The mysteries and rewards of litigation, business, agriculture, and education have continually challenged Hoppess over 54 years of professional life. Even after some 200 trials involving questions of land, ownership of water, and the condemnation of farms and ranches, Hoppess remains intrigued by the science of agriculture and food production, and in particular the challenge of how that knowledge should be used to develop businesses and advance education.
Luckily, he had a wife and family of five children and eventually eight grandchildren who loved him enough to allow him to pursue these challenges and dreams and he was blessed with partners in law and in business that allowed him to participate in building businesses that grew nursery stock, constructed subdivisions, developed oil and gas production, marketed trucks and ranch implements, and to eventually realize his two most cherished dreams: to own and operate cattle ranches and to participate in research with Colorado State University. It is by this joint effort that CSU has developed the information to reduce contaminants in both our land and water, more effectively improve the retention of carbon, thereby preserving our nation’s forests and prairies, which continues to stimulate these gifted scientists, their dedicated students and Hoppess.

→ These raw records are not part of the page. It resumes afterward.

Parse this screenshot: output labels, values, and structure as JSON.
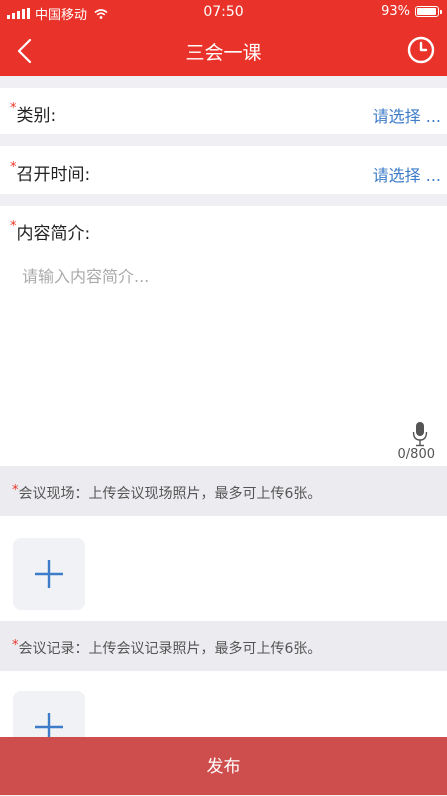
{
  "status_bar": {
    "carrier": "中国移动",
    "time": "07:50",
    "battery": "93%"
  },
  "nav": {
    "title": "三会一课"
  },
  "form": {
    "required_mark": "*",
    "category": {
      "label": "类别:",
      "value": "请选择 ..."
    },
    "meeting_time": {
      "label": "召开时间:",
      "value": "请选择 ..."
    },
    "description": {
      "label": "内容简介:",
      "placeholder": "请输入内容简介...",
      "counter": "0/800"
    }
  },
  "sections": {
    "scene_photos": {
      "text": "会议现场：上传会议现场照片，最多可上传6张。"
    },
    "record_photos": {
      "text": "会议记录：上传会议记录照片，最多可上传6张。"
    }
  },
  "footer": {
    "publish_label": "发布"
  },
  "colors": {
    "header_red": "#e9332a",
    "accent_blue": "#3d7cc9",
    "publish_button": "#ce4e4e"
  }
}
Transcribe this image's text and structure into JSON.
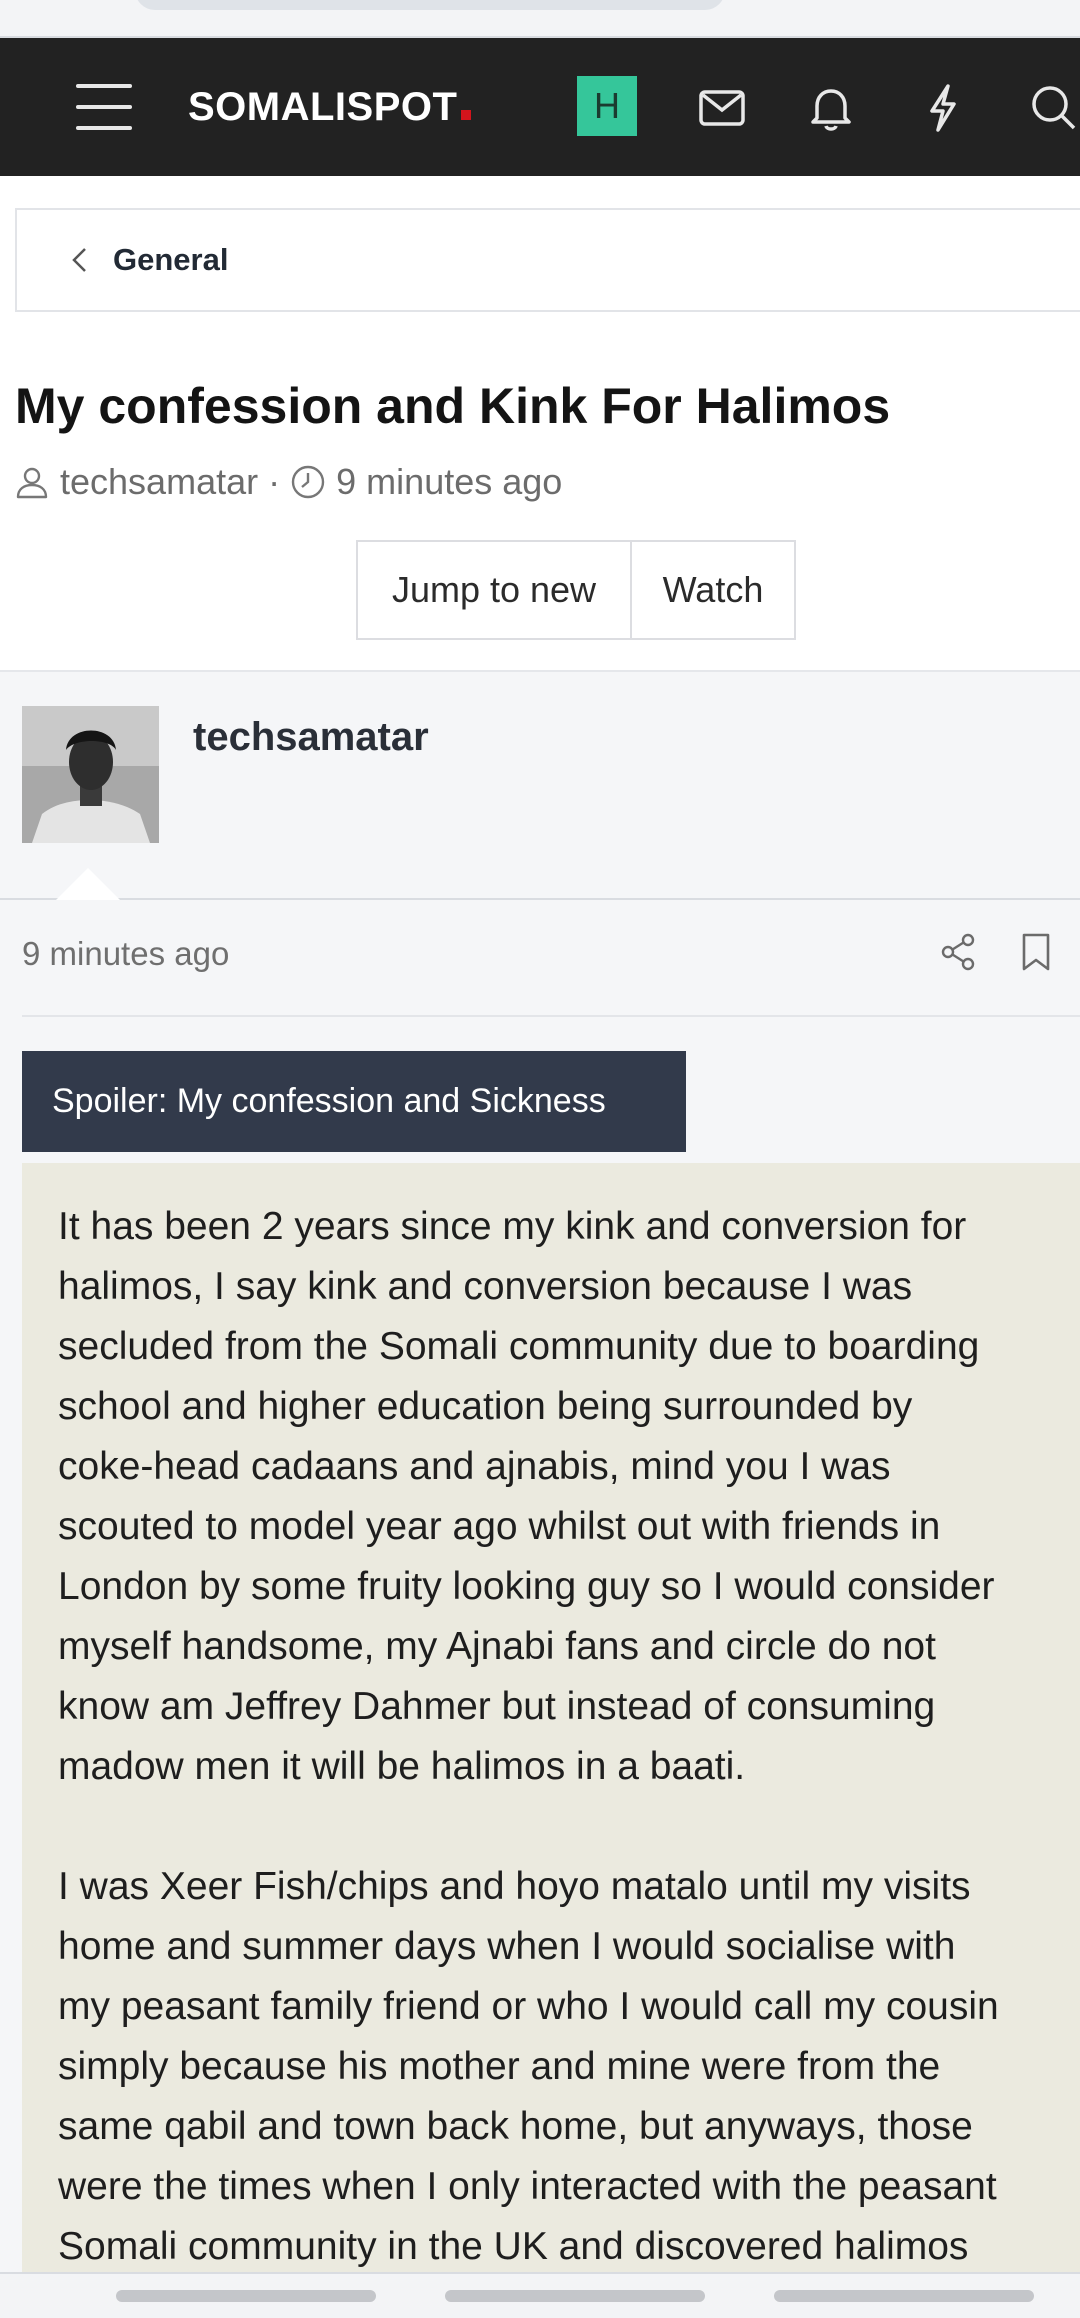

While Hoppess continues to prepare and litigate cases in 48 counties in Texas, he remains committed to work toward developing businesses and research that advance the use of biological sciences and physical sciences that increase production of food for human consumption.